Friday, 17 October 2008
I’m still on the subject of poverty here. I know it was only meant to be for one day and I’m sorry if you’re getting bored now but it’s an important subject and if just one person stops and thinks a little more because of what I’ve written, it’ll have been worth boring all the others.
On the Blog Action Day website there’s a list of 88 ways to take action against poverty. I wouldn’t agree that all of the suggestions are ‘action AGAINST poverty’ as such, but they’re undoubtedly actions that would at least make the individual better understand just what poverty is and what it might feel like. One suggestion is: on one day only, eat food that you have asked someone for directly or for the money you need to buy it. Pay attention to the feelings.
I know the feelings.
About eight years ago I left my ex partner for a while (I stayed with a friend) before returning to the house after his departure from it. When I returned I was penniless. Because I had sole responsibility for Paul, my special needs son, I’d had to give up my job when I’d initially left and wasn’t able to go back to work. I applied for benefits.
Now you’d think that would be pretty straight forward wouldn’t you, but no… not in this country! I waited and waited but nothing happened. I had to borrow friends’ telephones to call the benefits agency (no money for a telephone of my own or to use in a phone box) but all I was ever told was that my application was being processed. A month passed, two months passed and still I had nothing but child benefit to survive on. I think that was about £25 per week for my 2 children back then - I was receiving nothing for my son as he was an adult and as I hadn’t NEEDED to previously apply for money from the social fund for him before, I hadn’t bothered. I didn’t believe in taking out of the communal pot just ‘because you can’.
It stands to reason that the small income I had didn’t cover our costs. Our meals were inadequate (I’ve no idea how many times I went without food in order to let the kids eat), the children needed shoes that I couldn’t afford and the rent wasn’t being paid. Most nights we sat without electricity and heating was a luxury we could only dream of at the time. We tried to make it fun by telling stories around candles (I remember getting a huge pack of nasty green ones for £1) and pretending we were camping under our duvets but life was, to say the least, pretty miserable.
Clearly, I couldn’t manage on such a small income and there were times when I had to go to friends with my hat in my hands and ask for money or/and food. God, was that embarrassing. Unless you’ve been in that position, you’ve no idea how humiliating it feels. I’d put it off for as long as I could but sometimes I had no choice, it was either that or let my kids go without a meal again (yes, there were days when none of us ate anything other than cheap bread). There was a point where I seriously considered taking the bus to Manchester to sit on the street and beg. Thankfully, I never had to actually do that but I can understand why some people do. Sometimes you just do what you have to do.
Luckily my housing officer (I was living in a housing association - the same one as now but a different house in a different area) was really good and understood my position.

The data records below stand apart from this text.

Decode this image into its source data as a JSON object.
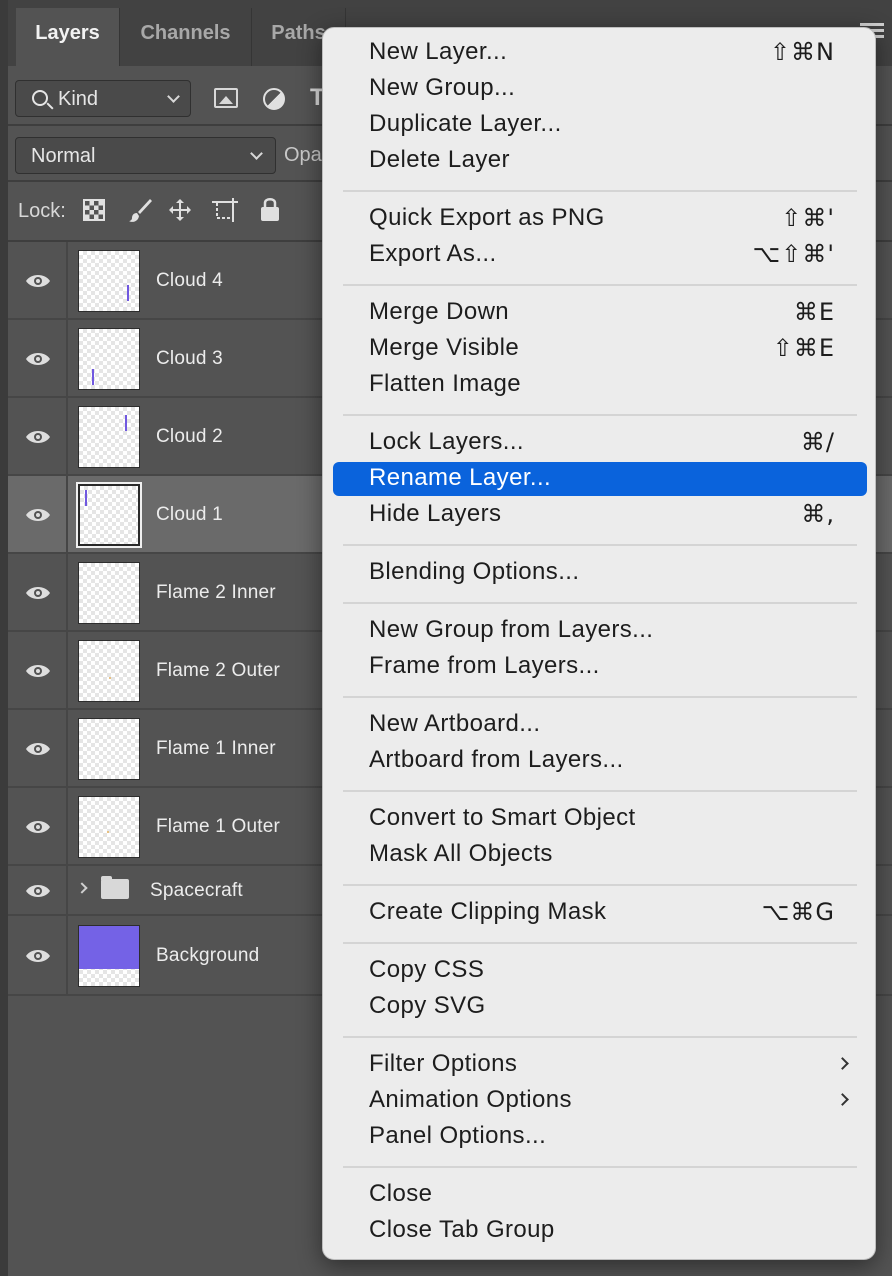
{
  "panel": {
    "tabs": [
      {
        "label": "Layers",
        "active": true
      },
      {
        "label": "Channels",
        "active": false
      },
      {
        "label": "Paths",
        "active": false
      }
    ],
    "filter": {
      "kind_label": "Kind"
    },
    "blend_mode": "Normal",
    "opacity_label": "Opa",
    "lock_label": "Lock:",
    "layers": [
      {
        "name": "Cloud 4",
        "visible": true,
        "selected": false,
        "type": "layer"
      },
      {
        "name": "Cloud 3",
        "visible": true,
        "selected": false,
        "type": "layer"
      },
      {
        "name": "Cloud 2",
        "visible": true,
        "selected": false,
        "type": "layer"
      },
      {
        "name": "Cloud 1",
        "visible": true,
        "selected": true,
        "type": "layer"
      },
      {
        "name": "Flame 2 Inner",
        "visible": true,
        "selected": false,
        "type": "layer"
      },
      {
        "name": "Flame 2 Outer",
        "visible": true,
        "selected": false,
        "type": "layer"
      },
      {
        "name": "Flame 1 Inner",
        "visible": true,
        "selected": false,
        "type": "layer"
      },
      {
        "name": "Flame 1 Outer",
        "visible": true,
        "selected": false,
        "type": "layer"
      },
      {
        "name": "Spacecraft",
        "visible": true,
        "selected": false,
        "type": "group"
      },
      {
        "name": "Background",
        "visible": true,
        "selected": false,
        "type": "layer"
      }
    ]
  },
  "menu": {
    "highlight_color": "#0a63dc",
    "groups": [
      [
        {
          "label": "New Layer...",
          "shortcut": "⇧⌘N"
        },
        {
          "label": "New Group...",
          "shortcut": ""
        },
        {
          "label": "Duplicate Layer...",
          "shortcut": ""
        },
        {
          "label": "Delete Layer",
          "shortcut": ""
        }
      ],
      [
        {
          "label": "Quick Export as PNG",
          "shortcut": "⇧⌘'"
        },
        {
          "label": "Export As...",
          "shortcut": "⌥⇧⌘'"
        }
      ],
      [
        {
          "label": "Merge Down",
          "shortcut": "⌘E"
        },
        {
          "label": "Merge Visible",
          "shortcut": "⇧⌘E"
        },
        {
          "label": "Flatten Image",
          "shortcut": ""
        }
      ],
      [
        {
          "label": "Lock Layers...",
          "shortcut": "⌘/"
        },
        {
          "label": "Rename Layer...",
          "shortcut": "",
          "highlighted": true
        },
        {
          "label": "Hide Layers",
          "shortcut": "⌘,"
        }
      ],
      [
        {
          "label": "Blending Options...",
          "shortcut": ""
        }
      ],
      [
        {
          "label": "New Group from Layers...",
          "shortcut": ""
        },
        {
          "label": "Frame from Layers...",
          "shortcut": ""
        }
      ],
      [
        {
          "label": "New Artboard...",
          "shortcut": ""
        },
        {
          "label": "Artboard from Layers...",
          "shortcut": ""
        }
      ],
      [
        {
          "label": "Convert to Smart Object",
          "shortcut": ""
        },
        {
          "label": "Mask All Objects",
          "shortcut": ""
        }
      ],
      [
        {
          "label": "Create Clipping Mask",
          "shortcut": "⌥⌘G"
        }
      ],
      [
        {
          "label": "Copy CSS",
          "shortcut": ""
        },
        {
          "label": "Copy SVG",
          "shortcut": ""
        }
      ],
      [
        {
          "label": "Filter Options",
          "shortcut": "",
          "submenu": true
        },
        {
          "label": "Animation Options",
          "shortcut": "",
          "submenu": true
        },
        {
          "label": "Panel Options...",
          "shortcut": ""
        }
      ],
      [
        {
          "label": "Close",
          "shortcut": ""
        },
        {
          "label": "Close Tab Group",
          "shortcut": ""
        }
      ]
    ]
  }
}
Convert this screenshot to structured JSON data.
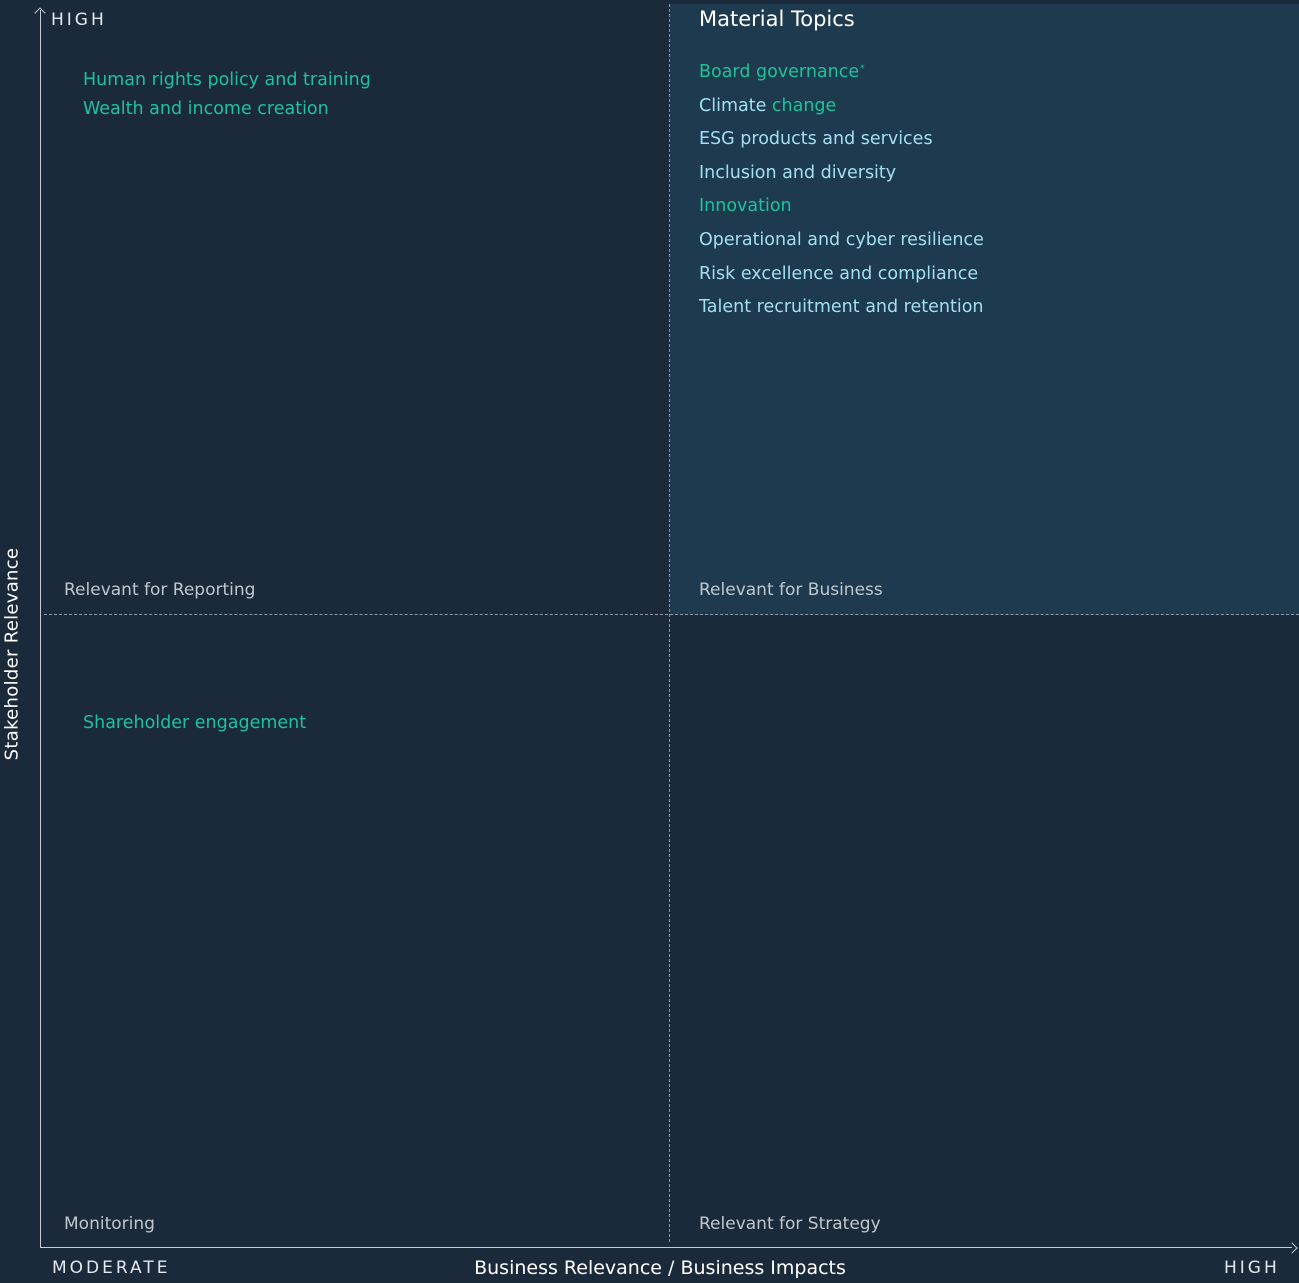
{
  "axes": {
    "y_title": "Stakeholder Relevance",
    "x_title": "Business Relevance / Business Impacts",
    "y_high": "HIGH",
    "x_low": "MODERATE",
    "x_high": "HIGH"
  },
  "quadrants": {
    "top_left": {
      "label": "Relevant for Reporting",
      "topics": [
        "Human rights policy and training",
        "Wealth and income creation"
      ]
    },
    "top_right": {
      "title": "Material Topics",
      "label": "Relevant for Business",
      "topics": [
        "Board governance",
        "Climate change",
        "ESG products and services",
        "Inclusion and diversity",
        "Innovation",
        "Operational and cyber resilience",
        "Risk excellence and compliance",
        "Talent recruitment and retention"
      ],
      "board_governance_mark": "*",
      "climate_change_parts": [
        "Climate ",
        "change"
      ]
    },
    "bottom_left": {
      "label": "Monitoring",
      "topics": [
        "Shareholder engagement"
      ]
    },
    "bottom_right": {
      "label": "Relevant for Strategy"
    }
  },
  "colors": {
    "background": "#1b2a3b",
    "material_quadrant": "#1d3a4e",
    "topic_green": "#1fc29a",
    "topic_light_blue": "#a4dff0",
    "quadrant_label": "#c0c7cd"
  }
}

The eviction threats kept coming from head office but she told me to ignore them, that she’d deal with it. You still worry about it though.
It took six months before my giro eventually arrived. Sure, I got a hefty back-pay but what did that help while we were struggling? It didn’t make us any less hungry during those six months, it didn’t put new shoes on my children’s feet or winter jackets on their backs and it didn’t keep us warm on cold winter nights.
I hope I never experience such a situation again and that none of you ever will. Poverty is soul destroying and in a world of plenty, it needn’t exist.